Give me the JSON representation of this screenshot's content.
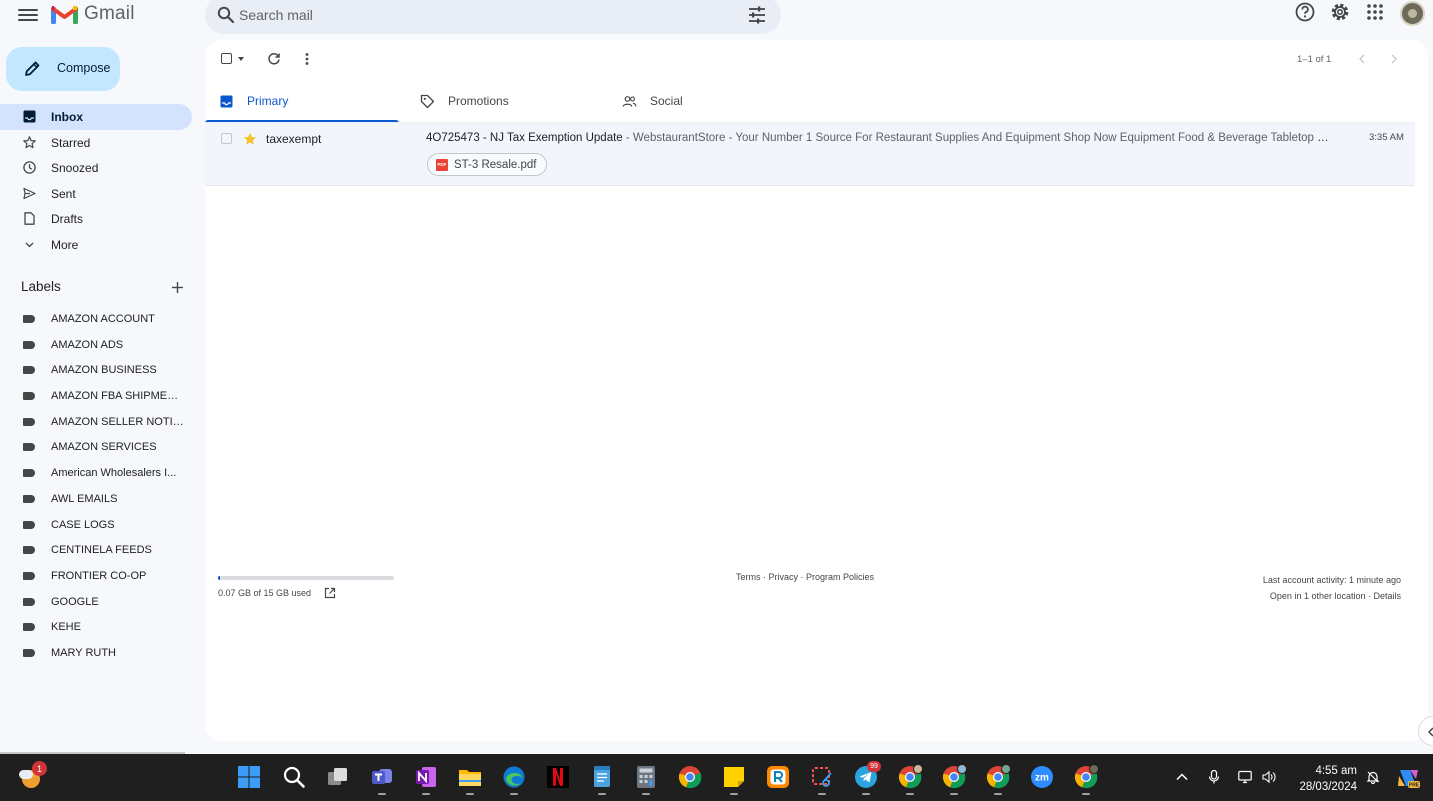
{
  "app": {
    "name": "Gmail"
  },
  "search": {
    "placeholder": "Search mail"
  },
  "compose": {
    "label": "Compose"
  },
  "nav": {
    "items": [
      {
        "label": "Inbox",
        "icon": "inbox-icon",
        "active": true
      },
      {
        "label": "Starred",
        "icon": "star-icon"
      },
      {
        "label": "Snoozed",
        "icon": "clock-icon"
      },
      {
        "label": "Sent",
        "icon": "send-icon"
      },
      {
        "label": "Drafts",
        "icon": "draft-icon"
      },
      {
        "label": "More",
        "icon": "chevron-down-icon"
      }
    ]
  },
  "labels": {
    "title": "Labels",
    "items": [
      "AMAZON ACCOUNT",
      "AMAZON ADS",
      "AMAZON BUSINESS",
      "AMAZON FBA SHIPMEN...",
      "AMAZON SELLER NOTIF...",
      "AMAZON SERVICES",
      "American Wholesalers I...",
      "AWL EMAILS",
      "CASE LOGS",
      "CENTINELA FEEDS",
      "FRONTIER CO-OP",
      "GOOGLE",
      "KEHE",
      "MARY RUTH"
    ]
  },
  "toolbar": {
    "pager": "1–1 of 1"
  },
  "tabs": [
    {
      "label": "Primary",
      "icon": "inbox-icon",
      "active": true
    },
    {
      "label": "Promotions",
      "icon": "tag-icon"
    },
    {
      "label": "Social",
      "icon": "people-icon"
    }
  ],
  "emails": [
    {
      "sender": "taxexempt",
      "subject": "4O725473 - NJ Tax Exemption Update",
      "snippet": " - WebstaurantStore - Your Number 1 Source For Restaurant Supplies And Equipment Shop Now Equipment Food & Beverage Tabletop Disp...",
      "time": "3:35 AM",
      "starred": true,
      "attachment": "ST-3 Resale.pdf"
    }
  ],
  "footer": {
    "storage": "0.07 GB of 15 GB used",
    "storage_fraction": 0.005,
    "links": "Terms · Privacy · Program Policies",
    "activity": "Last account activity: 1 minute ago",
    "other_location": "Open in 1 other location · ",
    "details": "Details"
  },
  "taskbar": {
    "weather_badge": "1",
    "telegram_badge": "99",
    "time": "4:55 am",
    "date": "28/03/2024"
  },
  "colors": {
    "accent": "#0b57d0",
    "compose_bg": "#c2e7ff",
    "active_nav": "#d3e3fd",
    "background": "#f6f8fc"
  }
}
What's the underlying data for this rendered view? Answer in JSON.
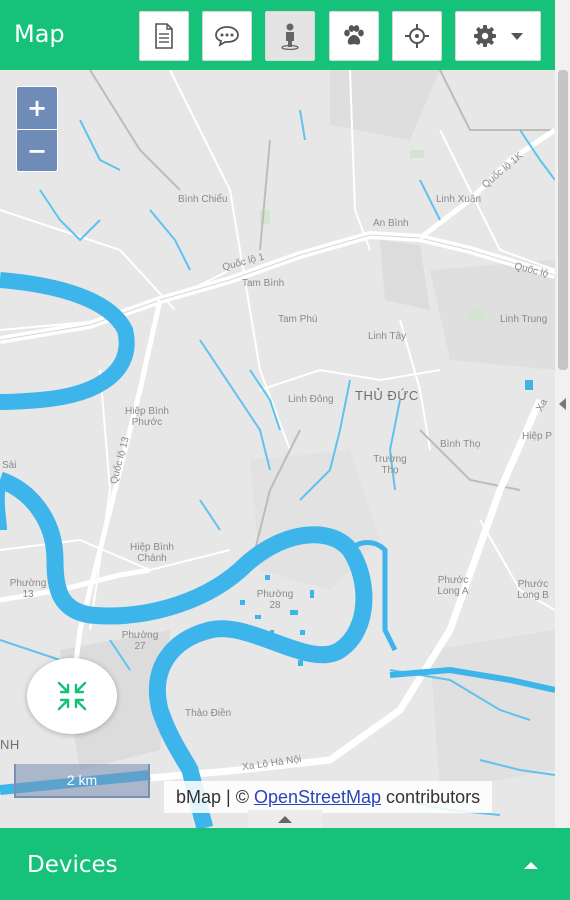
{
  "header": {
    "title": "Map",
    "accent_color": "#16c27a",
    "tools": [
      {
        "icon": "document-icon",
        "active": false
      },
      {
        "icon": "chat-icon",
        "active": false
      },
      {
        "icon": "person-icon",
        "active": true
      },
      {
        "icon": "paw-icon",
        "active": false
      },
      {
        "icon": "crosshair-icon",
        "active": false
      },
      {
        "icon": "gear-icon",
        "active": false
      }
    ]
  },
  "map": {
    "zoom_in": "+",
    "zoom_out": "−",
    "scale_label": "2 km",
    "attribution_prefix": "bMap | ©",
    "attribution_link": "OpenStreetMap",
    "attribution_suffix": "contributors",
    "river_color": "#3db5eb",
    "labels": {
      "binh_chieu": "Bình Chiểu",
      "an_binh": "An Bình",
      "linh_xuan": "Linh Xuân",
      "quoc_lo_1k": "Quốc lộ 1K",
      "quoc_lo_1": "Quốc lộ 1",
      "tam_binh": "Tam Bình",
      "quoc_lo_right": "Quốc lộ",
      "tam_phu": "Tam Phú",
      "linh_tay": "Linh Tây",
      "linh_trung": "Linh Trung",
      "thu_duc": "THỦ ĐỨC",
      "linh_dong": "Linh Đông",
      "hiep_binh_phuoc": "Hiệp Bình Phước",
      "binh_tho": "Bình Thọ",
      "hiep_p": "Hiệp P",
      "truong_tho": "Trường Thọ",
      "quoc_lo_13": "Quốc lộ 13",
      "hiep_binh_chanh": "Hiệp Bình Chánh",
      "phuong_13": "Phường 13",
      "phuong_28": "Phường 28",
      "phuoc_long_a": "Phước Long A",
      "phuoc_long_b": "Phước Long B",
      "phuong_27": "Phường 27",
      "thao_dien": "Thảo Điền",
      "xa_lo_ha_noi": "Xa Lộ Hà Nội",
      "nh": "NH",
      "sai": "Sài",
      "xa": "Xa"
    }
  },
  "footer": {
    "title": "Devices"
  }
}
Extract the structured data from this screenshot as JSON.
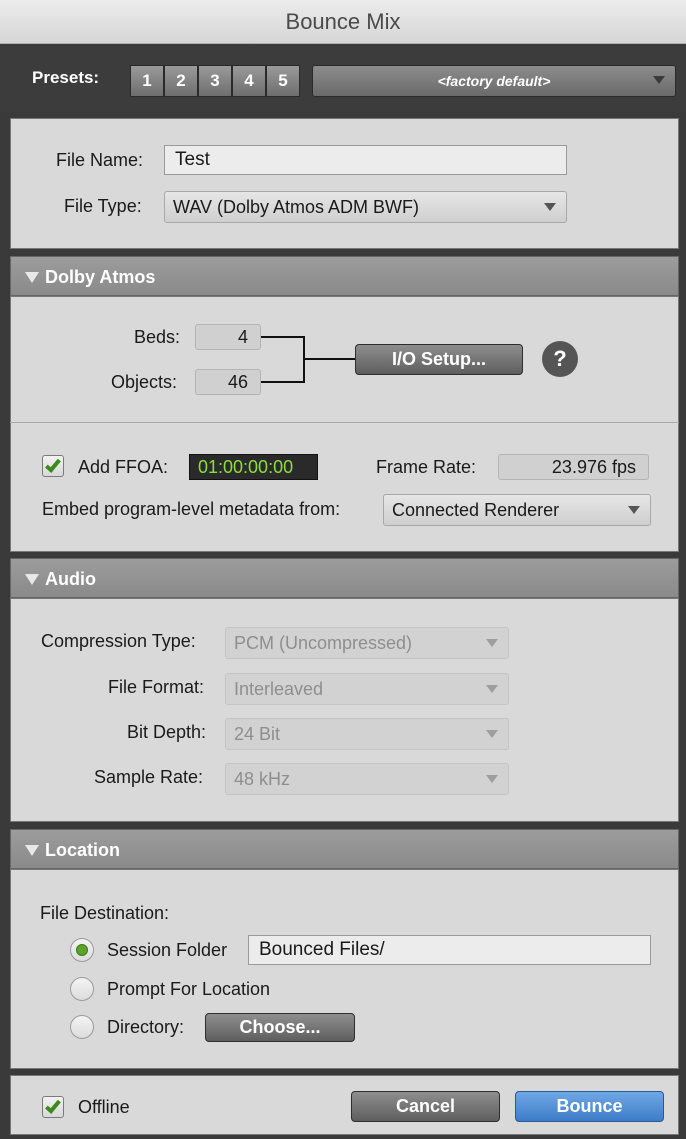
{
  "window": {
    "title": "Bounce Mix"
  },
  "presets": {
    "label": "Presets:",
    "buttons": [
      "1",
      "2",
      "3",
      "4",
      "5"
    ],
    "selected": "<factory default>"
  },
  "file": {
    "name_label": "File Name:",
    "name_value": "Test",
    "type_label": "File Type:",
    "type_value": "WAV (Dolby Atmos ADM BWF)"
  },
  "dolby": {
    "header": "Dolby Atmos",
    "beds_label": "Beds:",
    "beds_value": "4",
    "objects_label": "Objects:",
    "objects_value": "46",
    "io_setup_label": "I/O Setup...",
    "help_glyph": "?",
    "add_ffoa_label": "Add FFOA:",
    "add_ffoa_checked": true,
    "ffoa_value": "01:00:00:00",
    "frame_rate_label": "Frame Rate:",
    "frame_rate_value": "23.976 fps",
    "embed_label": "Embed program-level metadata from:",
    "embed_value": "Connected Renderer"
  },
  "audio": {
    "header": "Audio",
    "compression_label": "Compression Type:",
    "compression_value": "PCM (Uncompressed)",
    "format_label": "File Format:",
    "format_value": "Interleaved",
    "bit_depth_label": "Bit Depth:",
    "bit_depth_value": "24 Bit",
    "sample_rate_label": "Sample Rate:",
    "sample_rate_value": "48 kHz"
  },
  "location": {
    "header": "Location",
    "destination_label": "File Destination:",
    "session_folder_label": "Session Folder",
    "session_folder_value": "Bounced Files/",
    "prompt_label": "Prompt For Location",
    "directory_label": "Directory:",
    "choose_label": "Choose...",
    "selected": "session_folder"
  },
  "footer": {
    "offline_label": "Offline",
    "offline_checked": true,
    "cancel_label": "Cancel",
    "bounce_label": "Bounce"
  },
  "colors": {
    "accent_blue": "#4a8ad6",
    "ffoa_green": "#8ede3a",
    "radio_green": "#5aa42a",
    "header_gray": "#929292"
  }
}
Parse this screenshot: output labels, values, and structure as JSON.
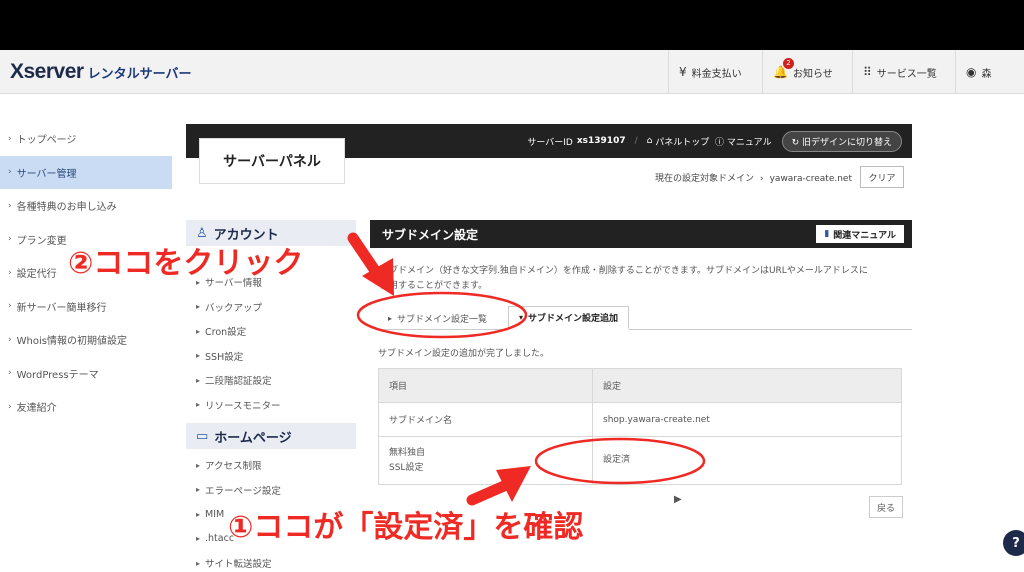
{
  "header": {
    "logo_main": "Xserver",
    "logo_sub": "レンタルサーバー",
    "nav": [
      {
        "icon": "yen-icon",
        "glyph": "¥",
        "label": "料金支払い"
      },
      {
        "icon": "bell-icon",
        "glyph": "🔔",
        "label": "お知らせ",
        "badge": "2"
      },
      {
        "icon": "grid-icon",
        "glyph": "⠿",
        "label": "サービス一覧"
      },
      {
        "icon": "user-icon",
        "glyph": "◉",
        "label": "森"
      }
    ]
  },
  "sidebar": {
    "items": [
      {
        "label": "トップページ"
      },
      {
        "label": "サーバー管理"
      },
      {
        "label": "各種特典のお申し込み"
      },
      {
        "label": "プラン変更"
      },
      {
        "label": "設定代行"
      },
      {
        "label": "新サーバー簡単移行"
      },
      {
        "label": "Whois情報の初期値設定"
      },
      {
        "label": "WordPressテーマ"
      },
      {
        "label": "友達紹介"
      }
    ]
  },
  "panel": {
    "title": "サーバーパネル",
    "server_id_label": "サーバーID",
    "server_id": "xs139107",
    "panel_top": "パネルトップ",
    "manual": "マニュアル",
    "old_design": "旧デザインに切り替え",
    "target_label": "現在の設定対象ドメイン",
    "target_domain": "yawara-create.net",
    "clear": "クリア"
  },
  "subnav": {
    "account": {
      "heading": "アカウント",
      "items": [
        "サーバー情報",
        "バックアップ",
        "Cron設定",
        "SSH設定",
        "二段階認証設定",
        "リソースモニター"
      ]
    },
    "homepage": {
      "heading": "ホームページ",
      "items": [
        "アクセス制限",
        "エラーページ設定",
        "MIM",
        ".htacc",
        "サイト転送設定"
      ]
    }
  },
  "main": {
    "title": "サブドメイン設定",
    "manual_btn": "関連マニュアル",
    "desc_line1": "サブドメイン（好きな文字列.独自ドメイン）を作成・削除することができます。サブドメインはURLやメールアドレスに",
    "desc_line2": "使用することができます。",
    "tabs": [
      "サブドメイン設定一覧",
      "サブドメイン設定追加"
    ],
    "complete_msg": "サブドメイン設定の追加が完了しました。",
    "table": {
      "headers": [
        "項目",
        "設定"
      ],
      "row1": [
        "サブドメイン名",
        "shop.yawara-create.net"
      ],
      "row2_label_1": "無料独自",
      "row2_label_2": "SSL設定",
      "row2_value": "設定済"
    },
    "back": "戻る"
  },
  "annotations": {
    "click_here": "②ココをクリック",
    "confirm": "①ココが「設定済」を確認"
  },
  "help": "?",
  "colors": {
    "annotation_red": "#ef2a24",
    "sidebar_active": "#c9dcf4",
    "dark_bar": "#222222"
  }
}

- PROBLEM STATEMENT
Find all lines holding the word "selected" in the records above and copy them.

- EXERCISE ANSWER
    "selected": "<factory default>"
    "selected": "session_folder"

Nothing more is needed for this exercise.